Connie Francis Sings Jewish Favorites was only one of a series of recordings the singer made of ethnic songs, but it was one of her best. It demonstrated clearly that one didn’t have to be Jewish to have a Jewish soul. It is only appropriate then that a new collection of Jewish songs recorded by a variety of performers both Jewish and non-Jewish, entitled Jewish Soul, should begin with a song from her album.
“Tzena, Tzena,” an Israeli folk song, had been made popular by the controversial folk singing quartet, The Weavers. By the time Francis recorded it, it had gone beyond bar mitzvahs and weddings and become standard for celebrations of almost any ethnic group. It makes for a high-energy opening for the CD. While Francis’s version is fine, in fact better than most, if I had my “druthers,” there are other songs from her album that I would have chosen for the new disc. There is nothing so stirring as the plaintive soulfulness in her renditions of “I Love You Much too Much” (“Ich Hob Dich Tsufil Lieb”), “Mom-e-le,” and “Mein Shtetle Belz.” It is a real shame that none of these could have been included to represent Concetta Rosa Maria Franconero.

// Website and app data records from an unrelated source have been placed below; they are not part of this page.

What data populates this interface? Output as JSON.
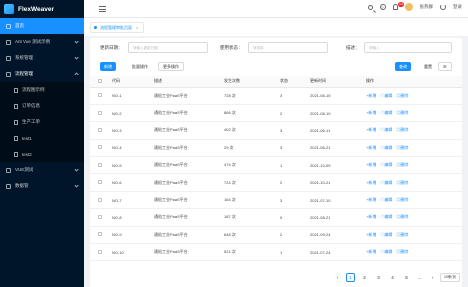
{
  "app": {
    "name": "FlexWeaver"
  },
  "sidebar": {
    "items": [
      {
        "label": "首页"
      },
      {
        "label": "Ant Vue 测试示例"
      },
      {
        "label": "系统管理"
      },
      {
        "label": "流程管理"
      }
    ],
    "subitems": [
      {
        "label": "流程图示例"
      },
      {
        "label": "订单信息"
      },
      {
        "label": "生产工单"
      },
      {
        "label": "test1"
      },
      {
        "label": "test2"
      }
    ],
    "bottom_items": [
      {
        "label": "VUE测试"
      },
      {
        "label": "数据管"
      }
    ]
  },
  "topbar": {
    "notification_count": "14",
    "username": "张燕群",
    "logout": "登录"
  },
  "tabs": [
    {
      "label": "流程管理审批页面"
    }
  ],
  "filters": {
    "date_label": "更新日期：",
    "date_placeholder": "请输入更新日期",
    "status_label": "使用状态：",
    "status_placeholder": "请选择",
    "desc_label": "描述：",
    "desc_placeholder": "请输入"
  },
  "toolbar": {
    "add": "新增",
    "batch": "批量操作",
    "more": "更多操作",
    "search": "查询",
    "reset": "重置"
  },
  "table": {
    "headers": [
      "代码",
      "描述",
      "发生次数",
      "状态",
      "更新时间",
      "操作"
    ],
    "rows": [
      {
        "code": "NO-1",
        "desc": "通俗工业PaaS平台",
        "count": "728 次",
        "status": "3",
        "time": "2021-08-15"
      },
      {
        "code": "NO-2",
        "desc": "通俗工业PaaS平台",
        "count": "866 次",
        "status": "2",
        "time": "2021-08-10"
      },
      {
        "code": "NO-3",
        "desc": "通俗工业PaaS平台",
        "count": "402 次",
        "status": "3",
        "time": "2021-06-11"
      },
      {
        "code": "NO-4",
        "desc": "通俗工业PaaS平台",
        "count": "29 次",
        "status": "3",
        "time": "2021-06-21"
      },
      {
        "code": "NO-5",
        "desc": "通俗工业PaaS平台",
        "count": "474 次",
        "status": "1",
        "time": "2021-10-09"
      },
      {
        "code": "NO-6",
        "desc": "通俗工业PaaS平台",
        "count": "724 次",
        "status": "2",
        "time": "2021-10-21"
      },
      {
        "code": "NO-7",
        "desc": "通俗工业PaaS平台",
        "count": "164 次",
        "status": "3",
        "time": "2021-07-10"
      },
      {
        "code": "NO-8",
        "desc": "通俗工业PaaS平台",
        "count": "187 次",
        "status": "0",
        "time": "2021-08-21"
      },
      {
        "code": "NO-9",
        "desc": "通俗工业PaaS平台",
        "count": "648 次",
        "status": "2",
        "time": "2021-09-24"
      },
      {
        "code": "NO-10",
        "desc": "通俗工业PaaS平台",
        "count": "521 次",
        "status": "1",
        "time": "2021-07-24"
      }
    ],
    "actions": [
      "+新增",
      "◇编辑",
      "◎删除"
    ]
  },
  "pager": {
    "prev": "‹",
    "pages": [
      "1",
      "2",
      "3",
      "4",
      "5",
      "..."
    ],
    "next": "›",
    "size": "10条/页"
  }
}
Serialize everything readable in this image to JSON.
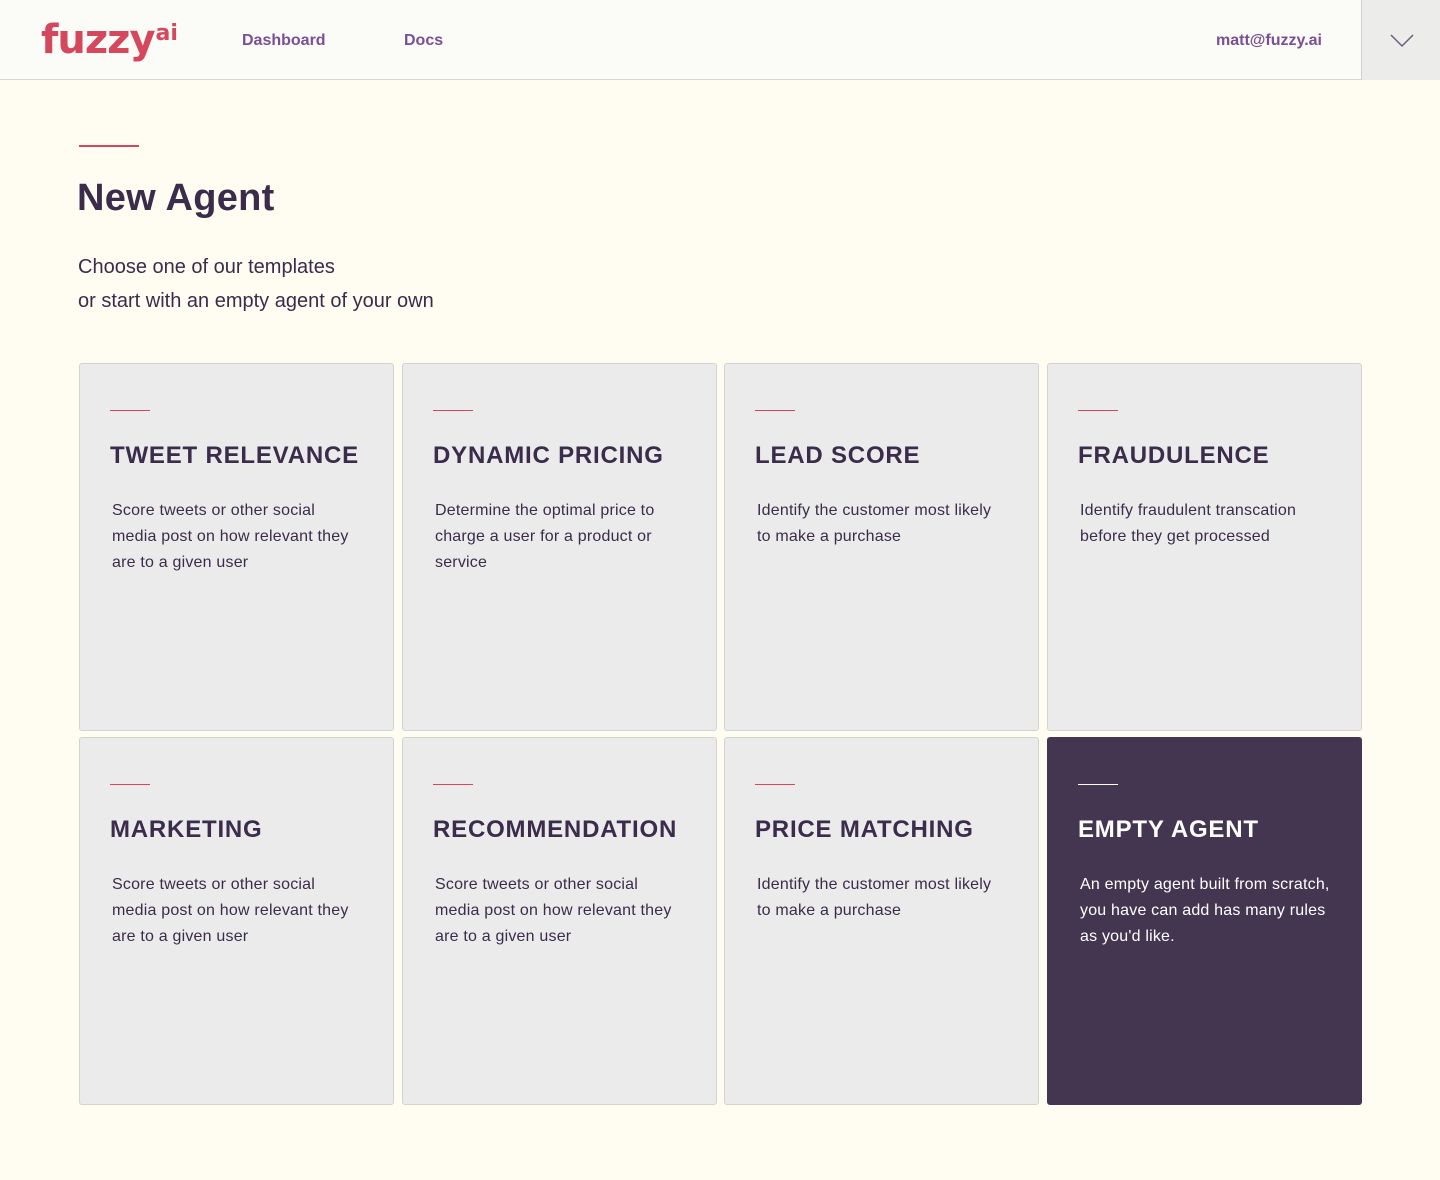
{
  "header": {
    "logo": "fuzzy",
    "logo_sup": "ai",
    "nav": {
      "dashboard": "Dashboard",
      "docs": "Docs"
    },
    "user_email": "matt@fuzzy.ai",
    "menu_icon": "chevron-down-icon"
  },
  "page": {
    "title": "New Agent",
    "subtitle_line1": "Choose one of our  templates",
    "subtitle_line2": "or start with an empty agent of your own"
  },
  "templates": [
    {
      "title": "TWEET RELEVANCE",
      "description": "Score tweets or other social media post on how relevant they are to a given user"
    },
    {
      "title": "DYNAMIC PRICING",
      "description": "Determine the optimal price to charge a user for a product or service"
    },
    {
      "title": "LEAD SCORE",
      "description": "Identify the customer most likely to make a purchase"
    },
    {
      "title": "FRAUDULENCE",
      "description": "Identify fraudulent transcation before they get processed"
    },
    {
      "title": "MARKETING",
      "description": "Score tweets or other social media post on how relevant they are to a given user"
    },
    {
      "title": "RECOMMENDATION",
      "description": "Score tweets or other social media post on how relevant they are to a given user"
    },
    {
      "title": "PRICE MATCHING",
      "description": "Identify the customer most likely to make a purchase"
    },
    {
      "title": "EMPTY AGENT",
      "description": "An empty agent built from scratch, you have can add has many rules as you'd like."
    }
  ],
  "colors": {
    "background": "#fffdf2",
    "brand": "#d4475c",
    "nav_link": "#7a4f94",
    "text": "#3a2c4a",
    "card": "#ebebeb",
    "card_dark": "#443651"
  }
}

Still it is hard to find significant fault with the selections that are included on this CD. Most of the singers were well known in their day, some indeed major stars. The lesser-known names often offer the more authentic performances. All of the singers sing beautifully, but there are some that can’t quite capture the essential Yiddish spirit of the music. They are not what we think of as “hamishe.” Tom Jones, for example, does a beautiful take on “My Yiddishe Mamme,” but he doesn’t quite manage the plaintive tone that makes the song a classic, and the arrangement doesn’t help. Betty Madigan’s “Dance Everyone Dance” is pleasant enough, but it doesn’t quite capture the “Hava Nagila” spirit. It isn’t only the non-Jewish singers. Eddie Fisher’s anglicized “Oh My Papa!”, a hit back in the day, is a popular white bread version of the song.

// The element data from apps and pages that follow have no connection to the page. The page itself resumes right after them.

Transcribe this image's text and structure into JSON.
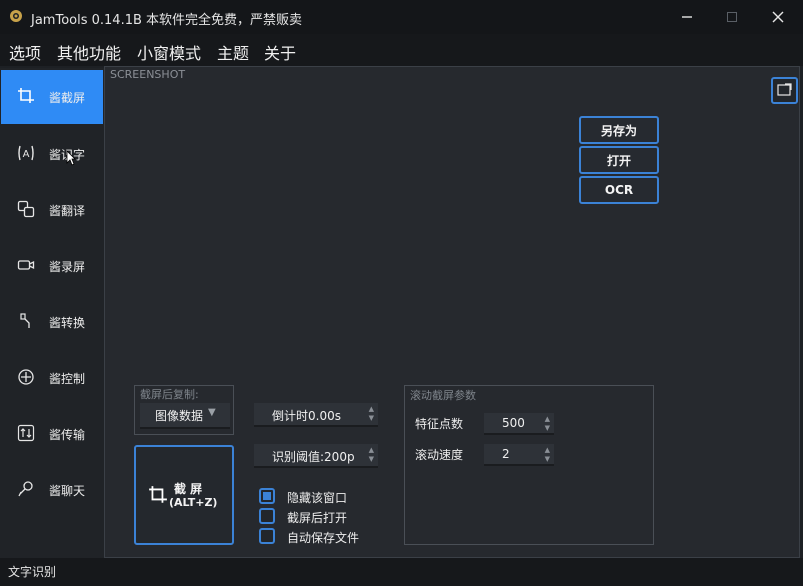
{
  "window": {
    "title": "JamTools 0.14.1B 本软件完全免费，严禁贩卖",
    "controls": [
      "minimize",
      "maximize",
      "close"
    ]
  },
  "menu": [
    "选项",
    "其他功能",
    "小窗模式",
    "主题",
    "关于"
  ],
  "sidebar": {
    "items": [
      {
        "label": "酱截屏",
        "icon": "crop-icon",
        "active": true
      },
      {
        "label": "酱识字",
        "icon": "text-recognize-icon",
        "active": false
      },
      {
        "label": "酱翻译",
        "icon": "translate-icon",
        "active": false
      },
      {
        "label": "酱录屏",
        "icon": "video-icon",
        "active": false
      },
      {
        "label": "酱转换",
        "icon": "convert-icon",
        "active": false
      },
      {
        "label": "酱控制",
        "icon": "control-icon",
        "active": false
      },
      {
        "label": "酱传输",
        "icon": "transfer-icon",
        "active": false
      },
      {
        "label": "酱聊天",
        "icon": "chat-icon",
        "active": false
      }
    ]
  },
  "main": {
    "title": "SCREENSHOT",
    "actions": {
      "save_as": "另存为",
      "open": "打开",
      "ocr": "OCR"
    },
    "copy_group": {
      "title": "截屏后复制:",
      "selected": "图像数据"
    },
    "countdown": "倒计时0.00s",
    "threshold": "识别阈值:200p",
    "capture_button": {
      "label": "截 屏",
      "shortcut": "(ALT+Z)"
    },
    "checkboxes": [
      {
        "label": "隐藏该窗口",
        "checked": true
      },
      {
        "label": "截屏后打开",
        "checked": false
      },
      {
        "label": "自动保存文件",
        "checked": false
      }
    ],
    "scroll_group": {
      "title": "滚动截屏参数",
      "feature_points_label": "特征点数",
      "feature_points_value": "500",
      "scroll_speed_label": "滚动速度",
      "scroll_speed_value": "2"
    }
  },
  "status": "文字识别",
  "colors": {
    "accent": "#3b82d6",
    "active_tab": "#2f8bf5",
    "background": "#1d2024",
    "panel": "#26292e"
  }
}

On the other hand the unique Eartha Kitt manages to catch the real spirit of “Rumania, Rumania” and at the same time put her own special stamp on the comic gem (one quite different from the slapstick transformation of the song by The Limelighters). Johnny Mathis has a nice feel for the pensive “Eli Eli” building up to a bravura conclusion. His “Where Can I Go” is masterful—a passionate English version of this plaint from the horrors of the Holocaust. Jackie Wilson offers a version of “The Anniversary Song,” popularized in the film The Jolson Story, that is as stunning as the original. But perhaps the performance that comes closest to the kind of Yiddishkeit that makes this music great is Yaffa Yarkoni’s “Mamele.” It is a performance without vocal pyrotechnics; it is simple and heartfelt.

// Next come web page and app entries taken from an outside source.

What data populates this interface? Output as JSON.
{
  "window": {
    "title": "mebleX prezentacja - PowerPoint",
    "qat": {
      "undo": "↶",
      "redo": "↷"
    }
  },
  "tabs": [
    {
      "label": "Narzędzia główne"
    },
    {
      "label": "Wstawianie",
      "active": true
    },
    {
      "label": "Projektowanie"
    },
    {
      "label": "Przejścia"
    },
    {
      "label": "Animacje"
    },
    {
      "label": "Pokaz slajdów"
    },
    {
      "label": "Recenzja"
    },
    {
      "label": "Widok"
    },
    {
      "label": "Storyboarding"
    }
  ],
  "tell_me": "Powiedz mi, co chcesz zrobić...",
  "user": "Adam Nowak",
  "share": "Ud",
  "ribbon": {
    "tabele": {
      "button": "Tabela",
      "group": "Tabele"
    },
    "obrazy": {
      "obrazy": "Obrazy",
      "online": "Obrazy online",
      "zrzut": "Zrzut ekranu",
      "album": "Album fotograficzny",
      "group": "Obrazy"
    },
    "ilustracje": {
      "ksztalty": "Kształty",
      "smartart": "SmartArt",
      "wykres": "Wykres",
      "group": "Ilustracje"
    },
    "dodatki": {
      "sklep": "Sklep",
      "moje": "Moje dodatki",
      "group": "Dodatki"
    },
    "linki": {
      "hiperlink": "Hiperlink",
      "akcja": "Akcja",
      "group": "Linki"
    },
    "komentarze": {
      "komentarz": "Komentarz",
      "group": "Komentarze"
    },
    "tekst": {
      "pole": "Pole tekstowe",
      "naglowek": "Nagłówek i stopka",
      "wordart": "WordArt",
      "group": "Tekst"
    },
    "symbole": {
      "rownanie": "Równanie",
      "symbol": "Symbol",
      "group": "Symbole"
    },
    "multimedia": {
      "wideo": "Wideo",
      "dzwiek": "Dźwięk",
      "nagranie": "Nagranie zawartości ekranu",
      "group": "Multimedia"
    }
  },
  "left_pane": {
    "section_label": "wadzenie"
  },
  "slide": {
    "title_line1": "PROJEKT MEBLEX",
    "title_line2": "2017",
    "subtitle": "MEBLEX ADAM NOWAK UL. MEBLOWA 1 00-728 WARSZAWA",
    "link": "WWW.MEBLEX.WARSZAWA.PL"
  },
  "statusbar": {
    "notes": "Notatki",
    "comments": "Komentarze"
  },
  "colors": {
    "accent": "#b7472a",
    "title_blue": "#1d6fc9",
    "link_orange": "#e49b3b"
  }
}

On a CD filled with excellent performances, there are still some that stand out. “Rozhinkes Mit Mandlen” (“Raisins and Almonds”) is a lullaby composed for an 1880 Yiddish operetta. It is a melody that cannot help but enchant, and in the hands of diva Netania Davrath, it glows. Andy Williams’ cover of “This Land is Mine,” the theme from the motion picture Exodus, is a stirring version of the song that had been a hit instrumental for the piano duo Ferrante and Teicher. Jay Black of Jay and the Americans has the genuine Yiddish sound, and he puts it to excellent use in famed Yiddish composer Sholem Secunda’s “Where is the Village?”
Perhaps the highlight of the album is Metropolitan Opera tenor Jan Peerce, one of the great cantors of his day, chanting “Kol Nidre” from the evening service of the Day of Atonement. Not only does he have a golden voice, he is steeped in cantorial dynamics. He has a voice that would make the fast that is only just beginning easy.
Jewish Soul is a wonderful collection. In spite of a quibble or two, there isn’t a clunker on the CD. These are songs that have stood the test of time. They have given voice to a people who all too often found themselves without a voice. They are a testimony to a people’s unwillingness to let go of their traditions and values. One can only hope for a volume two.